# Problem requirements:
Print all of the entries exactly, minus the pictures.

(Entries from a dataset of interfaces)

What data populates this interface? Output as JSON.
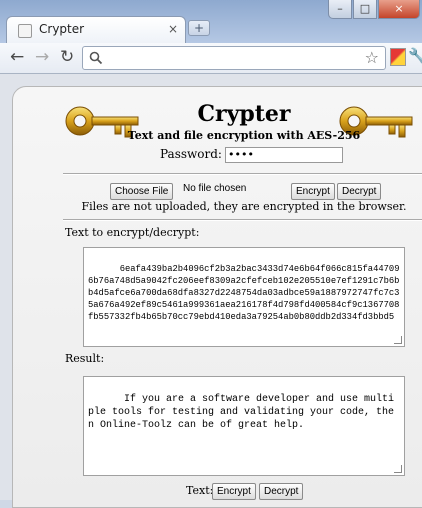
{
  "browser": {
    "tab_title": "Crypter",
    "tab_close": "×",
    "new_tab": "+",
    "win_min": "–",
    "win_max": "□",
    "win_close": "×",
    "back": "←",
    "forward": "→",
    "reload": "↻",
    "star": "☆",
    "wrench": "🔧",
    "url_value": ""
  },
  "page": {
    "title": "Crypter",
    "subtitle": "Text and file encryption with AES-256",
    "password_label": "Password:",
    "password_value": "••••",
    "choose_file": "Choose File",
    "no_file": "No file chosen",
    "encrypt": "Encrypt",
    "decrypt": "Decrypt",
    "notice": "Files are not uploaded, they are encrypted in the browser.",
    "input_label": "Text to encrypt/decrypt:",
    "input_value": "6eafa439ba2b4096cf2b3a2bac3433d74e6b64f066c815fa447096b76a748d5a9042fc206eef8309a2cfefceb102e205510e7ef1291c7b6bb4d5afce6a700da68dfa8327d2248754da03adbce59a1887972747fc7c35a676a492ef89c5461a999361aea216178f4d798fd400584cf9c1367708fb557332fb4b65b70cc79ebd410eda3a79254ab0b80ddb2d334fd3bbd5",
    "result_label": "Result:",
    "result_value": "If you are a software developer and use multiple tools for testing and validating your code, then Online-Toolz can be of great help.",
    "text_label": "Text:",
    "text_encrypt": "Encrypt",
    "text_decrypt": "Decrypt"
  }
}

# Reply to the exercise:
What data populates this interface? Output as JSON.
{
  "browser": {
    "tab_title": "Crypter",
    "tab_close": "×",
    "new_tab": "+",
    "win_min": "–",
    "win_max": "□",
    "win_close": "×",
    "back": "←",
    "forward": "→",
    "reload": "↻",
    "star": "☆",
    "wrench": "🔧",
    "url_value": ""
  },
  "page": {
    "title": "Crypter",
    "subtitle": "Text and file encryption with AES-256",
    "password_label": "Password:",
    "password_value": "••••",
    "choose_file": "Choose File",
    "no_file": "No file chosen",
    "encrypt": "Encrypt",
    "decrypt": "Decrypt",
    "notice": "Files are not uploaded, they are encrypted in the browser.",
    "input_label": "Text to encrypt/decrypt:",
    "input_value": "6eafa439ba2b4096cf2b3a2bac3433d74e6b64f066c815fa447096b76a748d5a9042fc206eef8309a2cfefceb102e205510e7ef1291c7b6bb4d5afce6a700da68dfa8327d2248754da03adbce59a1887972747fc7c35a676a492ef89c5461a999361aea216178f4d798fd400584cf9c1367708fb557332fb4b65b70cc79ebd410eda3a79254ab0b80ddb2d334fd3bbd5",
    "result_label": "Result:",
    "result_value": "If you are a software developer and use multiple tools for testing and validating your code, then Online-Toolz can be of great help.",
    "text_label": "Text:",
    "text_encrypt": "Encrypt",
    "text_decrypt": "Decrypt"
  }
}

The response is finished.